One of the first quality of life scales for veterinarians was created by Dr. Alice Villalobos. The name of her scale is "HHHHHMM," which stands for "Hurt, Hunger, Hydration, Hygiene, Happiness, Mobility and More good days than bad days. Each parameter has a score of 0-10 and a set of questions for the veterinarian to share with the pet owner. A score over 5 is acceptable for an adequate quality of life.

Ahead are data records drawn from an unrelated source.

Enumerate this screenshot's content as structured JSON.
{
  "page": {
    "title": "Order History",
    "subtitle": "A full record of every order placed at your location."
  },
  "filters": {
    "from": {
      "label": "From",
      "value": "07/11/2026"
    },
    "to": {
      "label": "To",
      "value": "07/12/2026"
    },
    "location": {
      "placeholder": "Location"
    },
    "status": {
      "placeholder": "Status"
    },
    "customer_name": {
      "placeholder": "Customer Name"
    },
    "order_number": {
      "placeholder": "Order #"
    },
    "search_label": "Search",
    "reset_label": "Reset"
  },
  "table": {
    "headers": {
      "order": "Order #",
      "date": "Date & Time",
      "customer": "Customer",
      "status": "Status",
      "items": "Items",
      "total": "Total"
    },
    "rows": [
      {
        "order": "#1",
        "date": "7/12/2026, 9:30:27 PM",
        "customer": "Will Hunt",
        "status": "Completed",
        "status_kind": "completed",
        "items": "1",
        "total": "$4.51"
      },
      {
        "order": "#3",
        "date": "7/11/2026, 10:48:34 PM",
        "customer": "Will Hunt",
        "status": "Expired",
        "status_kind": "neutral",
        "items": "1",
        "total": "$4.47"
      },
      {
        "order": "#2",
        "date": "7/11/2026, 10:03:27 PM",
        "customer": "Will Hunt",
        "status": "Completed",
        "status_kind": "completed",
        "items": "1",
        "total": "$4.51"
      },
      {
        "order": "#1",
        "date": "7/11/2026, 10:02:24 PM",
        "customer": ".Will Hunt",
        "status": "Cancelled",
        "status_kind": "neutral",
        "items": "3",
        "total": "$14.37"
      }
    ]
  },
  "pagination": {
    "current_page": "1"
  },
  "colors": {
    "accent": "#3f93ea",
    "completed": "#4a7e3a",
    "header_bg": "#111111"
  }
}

In The Handbook of Veterinary Pain Management, authors Wiseman-Orr, Reid, Nolan and Scott review the Quick Assessment of Quality of Life from McMillan's article in the Journal of AAHA. In addition, Yazbeck and Fantoni's from JAVMA's article is discussed that deals with pain secondary to cancer. Karnofsky's Score Modified for Cats is also reviewed. This scale has a separate questionnaire for pet owners and veterinarians. Scoring systems are assigned in all of these scales to help assess quality of life.
A study was conducted by Oyama, Rush, O'Sullivan, et al on dog owners' perception of quality versus quantity of life for dogs with heart disease. The results concluded that quality of life was highly important and that the owner's priorities were partly based on their age and the clinical circumstance.
As part of a wellness exam, consider sending clients home with a health check list to do monthly assessments between veterinary visits. The goal is to give them a tool that should help them stay current with their pets pet's health, comfort, and emotional well-being between veterinary visits.
During lecture, detailed looks at each quality of life assessment technique will be covered.